* _SUPPLIED MATERIAL_:
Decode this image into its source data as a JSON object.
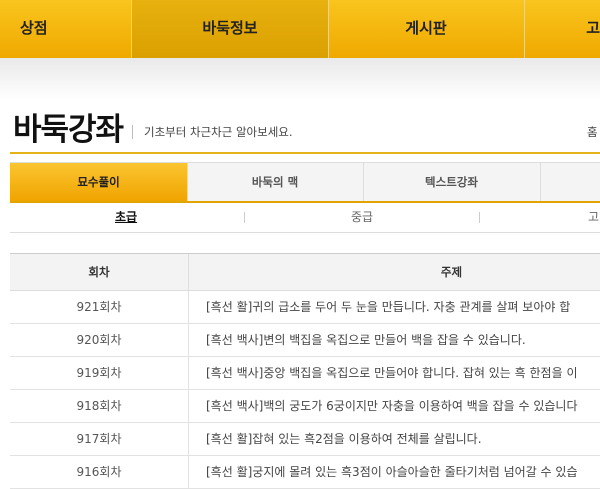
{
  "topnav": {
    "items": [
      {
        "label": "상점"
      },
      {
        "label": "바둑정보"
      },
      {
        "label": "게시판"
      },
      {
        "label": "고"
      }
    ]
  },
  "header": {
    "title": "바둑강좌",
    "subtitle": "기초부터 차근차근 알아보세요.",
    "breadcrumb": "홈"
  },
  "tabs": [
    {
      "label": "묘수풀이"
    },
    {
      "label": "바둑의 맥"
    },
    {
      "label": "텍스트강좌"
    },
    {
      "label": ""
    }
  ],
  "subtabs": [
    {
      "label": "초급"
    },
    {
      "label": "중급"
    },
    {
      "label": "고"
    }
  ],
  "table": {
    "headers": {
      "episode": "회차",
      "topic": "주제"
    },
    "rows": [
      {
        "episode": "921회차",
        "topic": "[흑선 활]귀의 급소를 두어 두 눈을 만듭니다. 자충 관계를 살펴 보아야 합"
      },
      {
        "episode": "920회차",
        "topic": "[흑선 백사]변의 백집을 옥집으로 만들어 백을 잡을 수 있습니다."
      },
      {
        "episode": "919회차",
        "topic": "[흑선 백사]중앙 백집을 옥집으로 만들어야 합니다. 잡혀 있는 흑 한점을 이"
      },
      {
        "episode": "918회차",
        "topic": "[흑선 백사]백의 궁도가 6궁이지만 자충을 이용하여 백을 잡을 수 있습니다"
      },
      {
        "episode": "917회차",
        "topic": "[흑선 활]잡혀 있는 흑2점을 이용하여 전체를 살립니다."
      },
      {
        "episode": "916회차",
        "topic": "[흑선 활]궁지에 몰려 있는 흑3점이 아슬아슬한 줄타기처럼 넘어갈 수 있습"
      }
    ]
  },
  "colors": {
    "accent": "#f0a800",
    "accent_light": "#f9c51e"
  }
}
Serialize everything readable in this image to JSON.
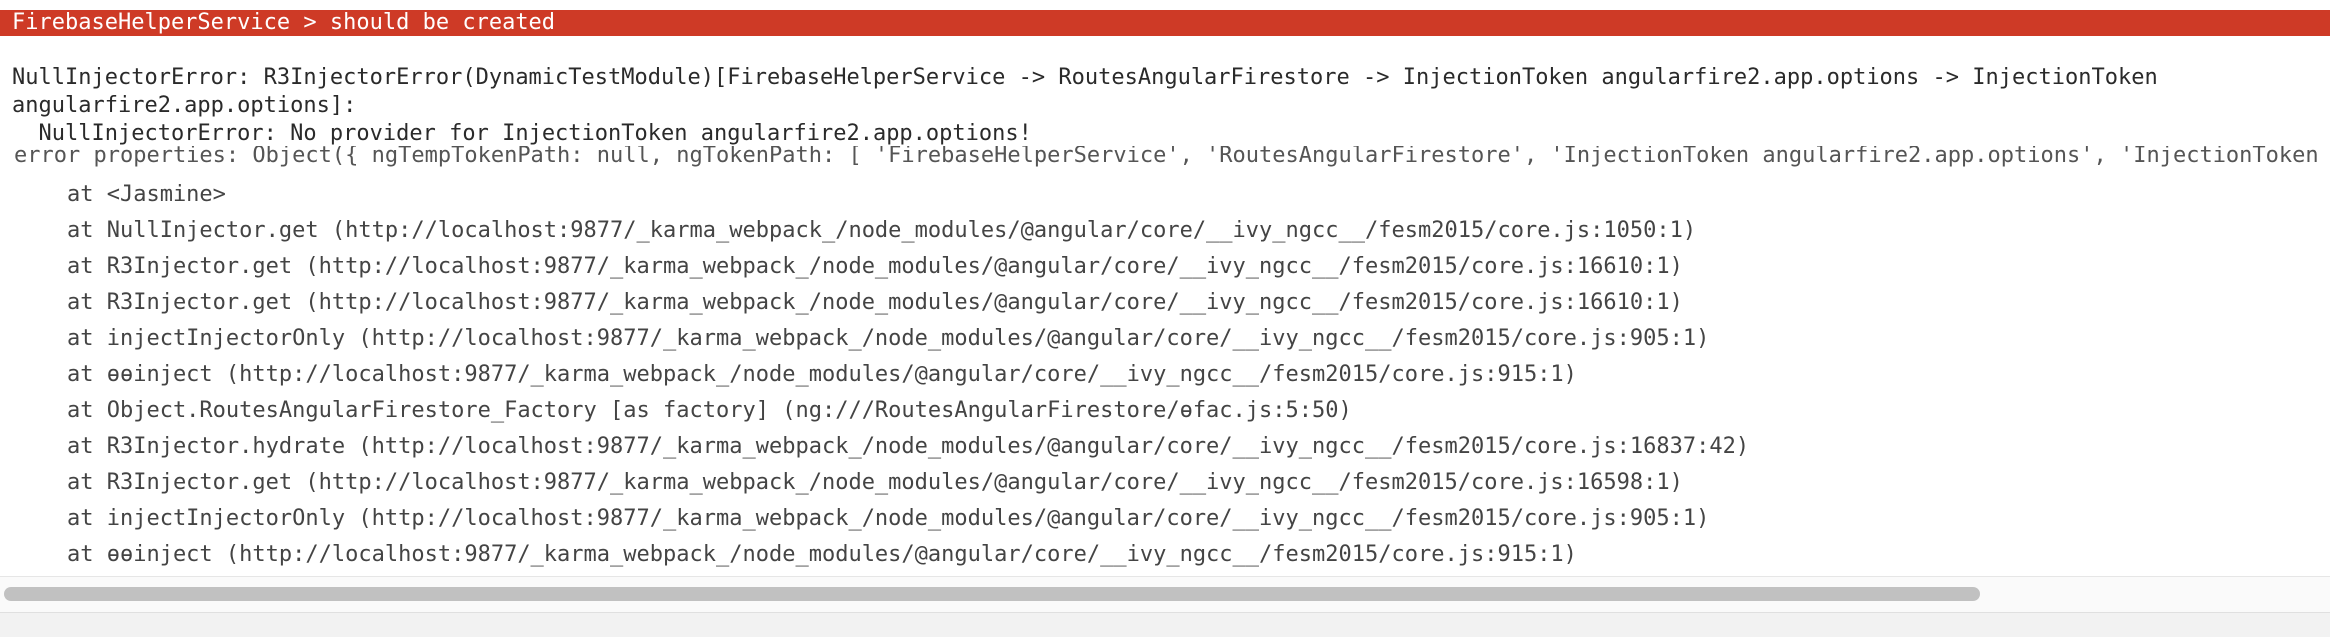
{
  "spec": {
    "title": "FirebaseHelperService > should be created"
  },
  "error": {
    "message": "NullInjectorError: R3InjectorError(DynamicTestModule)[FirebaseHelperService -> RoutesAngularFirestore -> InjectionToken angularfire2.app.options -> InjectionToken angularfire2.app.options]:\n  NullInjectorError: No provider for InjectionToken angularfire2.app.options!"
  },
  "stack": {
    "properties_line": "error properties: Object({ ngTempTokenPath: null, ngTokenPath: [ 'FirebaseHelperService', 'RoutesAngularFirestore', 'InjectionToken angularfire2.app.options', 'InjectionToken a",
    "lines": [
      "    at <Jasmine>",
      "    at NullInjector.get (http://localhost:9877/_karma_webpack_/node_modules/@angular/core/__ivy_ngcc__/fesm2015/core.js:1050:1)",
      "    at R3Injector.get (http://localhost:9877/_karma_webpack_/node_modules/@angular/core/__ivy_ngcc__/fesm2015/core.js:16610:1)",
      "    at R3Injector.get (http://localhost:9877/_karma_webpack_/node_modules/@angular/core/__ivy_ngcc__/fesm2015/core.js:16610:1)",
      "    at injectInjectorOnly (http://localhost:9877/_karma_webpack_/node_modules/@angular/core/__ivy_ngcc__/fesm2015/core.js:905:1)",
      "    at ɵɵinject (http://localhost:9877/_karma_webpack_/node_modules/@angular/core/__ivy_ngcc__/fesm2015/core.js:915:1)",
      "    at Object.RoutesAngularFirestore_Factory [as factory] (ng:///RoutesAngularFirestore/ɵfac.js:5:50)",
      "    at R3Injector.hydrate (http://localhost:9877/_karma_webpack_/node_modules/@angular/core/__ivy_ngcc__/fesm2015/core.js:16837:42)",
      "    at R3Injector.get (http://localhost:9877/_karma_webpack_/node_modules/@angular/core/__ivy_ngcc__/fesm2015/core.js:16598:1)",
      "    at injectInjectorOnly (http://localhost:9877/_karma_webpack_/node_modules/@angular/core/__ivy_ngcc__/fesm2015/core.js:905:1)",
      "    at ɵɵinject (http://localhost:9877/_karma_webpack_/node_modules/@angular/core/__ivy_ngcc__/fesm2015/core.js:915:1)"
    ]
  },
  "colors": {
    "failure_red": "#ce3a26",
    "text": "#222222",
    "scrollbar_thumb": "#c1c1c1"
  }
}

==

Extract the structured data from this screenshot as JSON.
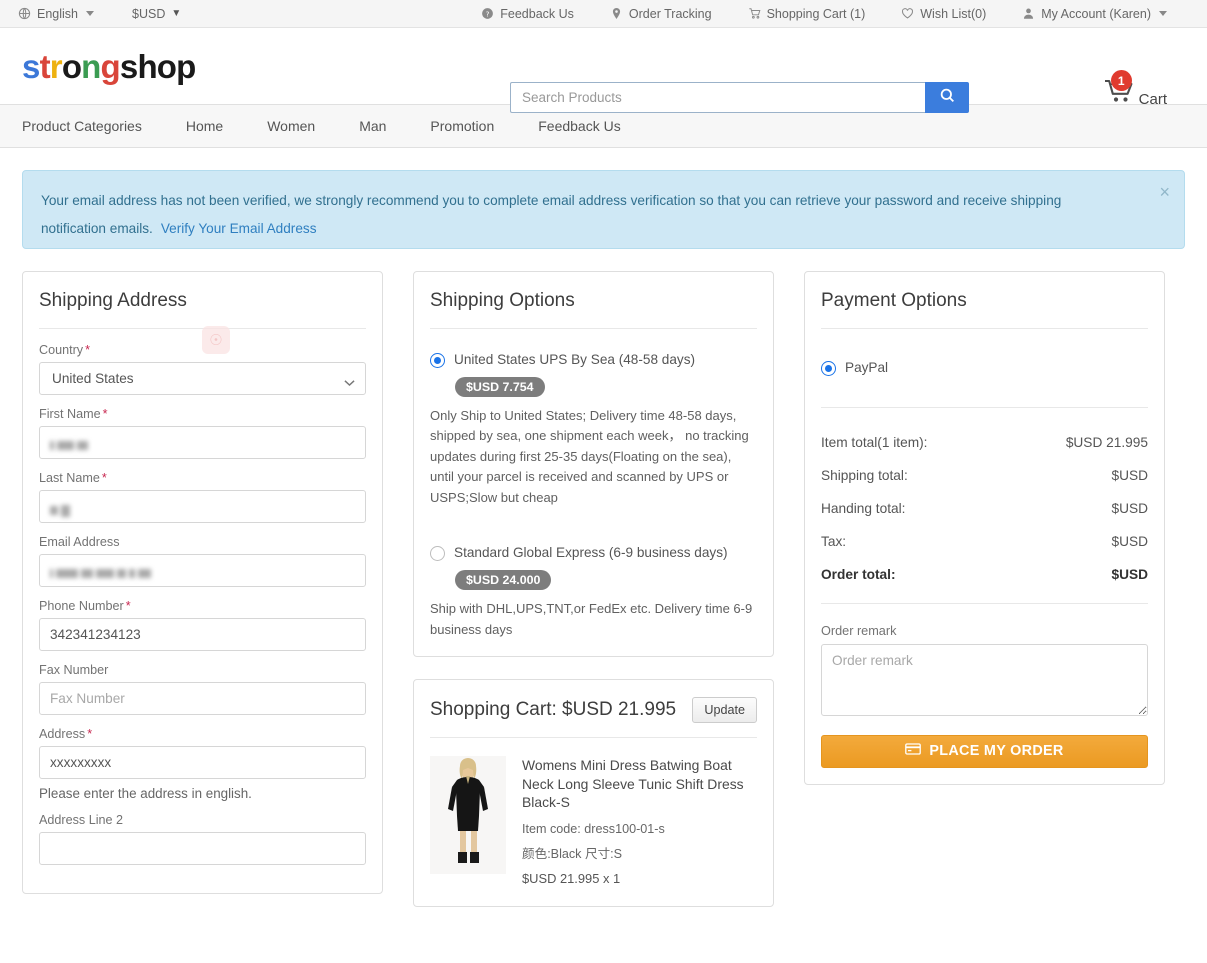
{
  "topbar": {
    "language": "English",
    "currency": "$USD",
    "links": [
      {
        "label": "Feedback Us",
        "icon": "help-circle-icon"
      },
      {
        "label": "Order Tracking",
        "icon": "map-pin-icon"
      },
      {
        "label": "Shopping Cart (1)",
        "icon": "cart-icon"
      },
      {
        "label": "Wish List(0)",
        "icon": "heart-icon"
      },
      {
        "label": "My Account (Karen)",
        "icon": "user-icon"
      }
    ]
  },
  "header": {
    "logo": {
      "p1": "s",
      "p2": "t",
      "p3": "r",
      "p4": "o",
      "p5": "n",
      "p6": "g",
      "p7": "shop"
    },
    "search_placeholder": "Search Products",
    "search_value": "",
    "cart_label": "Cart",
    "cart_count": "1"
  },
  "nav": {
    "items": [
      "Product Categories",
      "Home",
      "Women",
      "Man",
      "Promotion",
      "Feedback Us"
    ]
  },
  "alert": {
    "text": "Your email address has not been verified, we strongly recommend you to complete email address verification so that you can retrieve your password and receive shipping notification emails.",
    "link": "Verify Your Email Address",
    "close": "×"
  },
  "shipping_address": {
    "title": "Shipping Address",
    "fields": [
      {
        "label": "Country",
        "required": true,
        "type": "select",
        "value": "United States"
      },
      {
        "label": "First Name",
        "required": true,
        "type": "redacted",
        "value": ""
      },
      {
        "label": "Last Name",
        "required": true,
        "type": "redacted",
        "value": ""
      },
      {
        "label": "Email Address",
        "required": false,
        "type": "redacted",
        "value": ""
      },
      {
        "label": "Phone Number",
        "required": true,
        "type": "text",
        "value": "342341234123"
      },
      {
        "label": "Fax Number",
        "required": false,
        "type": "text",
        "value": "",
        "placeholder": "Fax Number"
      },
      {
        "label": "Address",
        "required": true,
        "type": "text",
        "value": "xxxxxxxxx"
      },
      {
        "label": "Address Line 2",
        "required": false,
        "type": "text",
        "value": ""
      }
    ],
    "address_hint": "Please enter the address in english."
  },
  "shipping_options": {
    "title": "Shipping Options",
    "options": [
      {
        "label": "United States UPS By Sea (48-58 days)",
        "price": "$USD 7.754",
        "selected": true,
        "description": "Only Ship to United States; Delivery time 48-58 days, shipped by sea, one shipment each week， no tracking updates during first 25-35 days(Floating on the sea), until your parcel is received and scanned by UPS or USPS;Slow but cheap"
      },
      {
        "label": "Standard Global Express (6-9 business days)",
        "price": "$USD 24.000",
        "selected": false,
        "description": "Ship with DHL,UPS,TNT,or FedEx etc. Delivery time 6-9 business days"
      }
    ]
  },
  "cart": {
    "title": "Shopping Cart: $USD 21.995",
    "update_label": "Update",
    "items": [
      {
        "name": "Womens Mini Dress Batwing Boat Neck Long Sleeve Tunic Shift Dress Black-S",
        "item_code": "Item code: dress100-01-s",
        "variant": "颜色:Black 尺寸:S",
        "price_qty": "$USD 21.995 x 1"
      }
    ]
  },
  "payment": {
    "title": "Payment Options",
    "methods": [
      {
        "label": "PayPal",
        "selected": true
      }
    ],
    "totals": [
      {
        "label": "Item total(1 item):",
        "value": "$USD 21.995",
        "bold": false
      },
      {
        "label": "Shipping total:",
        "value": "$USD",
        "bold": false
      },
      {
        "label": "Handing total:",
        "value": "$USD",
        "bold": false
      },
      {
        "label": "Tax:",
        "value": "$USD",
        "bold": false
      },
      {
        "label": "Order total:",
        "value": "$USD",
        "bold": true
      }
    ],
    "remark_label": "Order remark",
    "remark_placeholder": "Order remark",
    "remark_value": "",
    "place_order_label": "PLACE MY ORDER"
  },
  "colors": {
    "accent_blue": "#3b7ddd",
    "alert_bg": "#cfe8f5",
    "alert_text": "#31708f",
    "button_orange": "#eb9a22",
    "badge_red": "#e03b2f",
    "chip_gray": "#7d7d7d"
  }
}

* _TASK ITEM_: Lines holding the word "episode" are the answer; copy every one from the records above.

* _RESPONSE_:
      "episode": "회차",
        "episode": "921회차",
        "episode": "920회차",
        "episode": "919회차",
        "episode": "918회차",
        "episode": "917회차",
        "episode": "916회차",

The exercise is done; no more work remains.